(Interface dataset entries)
┄┄┄┄┄┄┄┄┄┄┄┄┄┄┄┄┄┄┄┄

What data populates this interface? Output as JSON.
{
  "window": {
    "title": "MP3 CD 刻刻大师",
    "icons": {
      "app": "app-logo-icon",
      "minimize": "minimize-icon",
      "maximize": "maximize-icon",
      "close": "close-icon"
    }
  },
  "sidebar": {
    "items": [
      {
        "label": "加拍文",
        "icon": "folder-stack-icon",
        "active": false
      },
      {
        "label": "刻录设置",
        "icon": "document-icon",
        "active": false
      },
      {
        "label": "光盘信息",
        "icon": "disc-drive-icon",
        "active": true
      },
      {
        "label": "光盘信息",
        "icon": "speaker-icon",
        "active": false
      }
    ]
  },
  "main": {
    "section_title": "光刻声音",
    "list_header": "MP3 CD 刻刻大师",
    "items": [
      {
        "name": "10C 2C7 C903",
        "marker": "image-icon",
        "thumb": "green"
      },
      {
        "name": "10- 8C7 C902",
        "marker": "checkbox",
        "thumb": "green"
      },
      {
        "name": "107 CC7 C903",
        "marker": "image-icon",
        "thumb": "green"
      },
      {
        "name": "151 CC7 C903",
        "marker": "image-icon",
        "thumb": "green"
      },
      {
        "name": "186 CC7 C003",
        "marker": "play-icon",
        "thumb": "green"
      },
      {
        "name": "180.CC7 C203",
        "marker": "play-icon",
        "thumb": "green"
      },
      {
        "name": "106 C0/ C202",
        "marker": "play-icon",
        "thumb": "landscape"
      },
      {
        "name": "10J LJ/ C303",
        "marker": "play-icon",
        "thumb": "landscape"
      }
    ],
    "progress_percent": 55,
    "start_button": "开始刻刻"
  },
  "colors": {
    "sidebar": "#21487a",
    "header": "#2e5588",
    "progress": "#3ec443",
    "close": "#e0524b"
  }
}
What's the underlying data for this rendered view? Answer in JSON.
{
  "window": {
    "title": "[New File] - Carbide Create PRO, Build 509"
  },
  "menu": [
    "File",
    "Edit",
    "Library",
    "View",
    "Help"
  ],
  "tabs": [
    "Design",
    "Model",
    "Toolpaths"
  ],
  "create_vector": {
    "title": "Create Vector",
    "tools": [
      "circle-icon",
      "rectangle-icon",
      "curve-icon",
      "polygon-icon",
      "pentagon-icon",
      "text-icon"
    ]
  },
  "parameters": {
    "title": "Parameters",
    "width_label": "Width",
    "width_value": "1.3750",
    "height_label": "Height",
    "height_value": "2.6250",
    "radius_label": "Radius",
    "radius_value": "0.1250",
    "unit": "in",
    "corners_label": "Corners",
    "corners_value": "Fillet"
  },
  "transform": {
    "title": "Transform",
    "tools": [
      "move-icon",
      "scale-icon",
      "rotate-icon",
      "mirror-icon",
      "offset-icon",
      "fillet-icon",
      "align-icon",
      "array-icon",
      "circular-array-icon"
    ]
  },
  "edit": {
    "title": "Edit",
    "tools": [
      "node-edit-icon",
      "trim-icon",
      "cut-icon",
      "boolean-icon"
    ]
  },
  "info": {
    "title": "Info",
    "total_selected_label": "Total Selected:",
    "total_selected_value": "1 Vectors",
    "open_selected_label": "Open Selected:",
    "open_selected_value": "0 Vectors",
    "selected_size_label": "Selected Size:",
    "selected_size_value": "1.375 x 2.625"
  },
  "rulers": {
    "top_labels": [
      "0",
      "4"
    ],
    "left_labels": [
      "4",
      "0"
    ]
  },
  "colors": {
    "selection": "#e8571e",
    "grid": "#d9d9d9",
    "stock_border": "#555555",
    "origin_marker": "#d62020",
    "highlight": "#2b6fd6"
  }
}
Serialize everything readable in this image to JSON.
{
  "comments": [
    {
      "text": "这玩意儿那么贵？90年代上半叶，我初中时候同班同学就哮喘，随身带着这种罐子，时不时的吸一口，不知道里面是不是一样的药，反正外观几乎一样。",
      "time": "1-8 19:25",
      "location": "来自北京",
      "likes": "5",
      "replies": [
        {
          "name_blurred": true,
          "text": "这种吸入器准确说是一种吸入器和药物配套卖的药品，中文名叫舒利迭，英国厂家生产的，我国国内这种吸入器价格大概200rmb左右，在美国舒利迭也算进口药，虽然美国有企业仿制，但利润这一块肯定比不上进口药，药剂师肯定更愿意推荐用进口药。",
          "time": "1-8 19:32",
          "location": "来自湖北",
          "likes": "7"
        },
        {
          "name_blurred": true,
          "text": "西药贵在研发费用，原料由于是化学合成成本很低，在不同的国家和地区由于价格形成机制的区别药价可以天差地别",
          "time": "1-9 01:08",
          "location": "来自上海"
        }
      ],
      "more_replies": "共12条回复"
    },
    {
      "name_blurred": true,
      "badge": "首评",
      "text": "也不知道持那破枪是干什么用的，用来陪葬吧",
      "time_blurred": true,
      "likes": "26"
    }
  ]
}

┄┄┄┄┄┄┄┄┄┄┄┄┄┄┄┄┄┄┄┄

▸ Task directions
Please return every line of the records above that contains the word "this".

▸ Task answer
What data populates this interface? Output as JSON.
What's the underlying data for this rendered view? Answer in JSON.
Serialize everything readable in this image to JSON.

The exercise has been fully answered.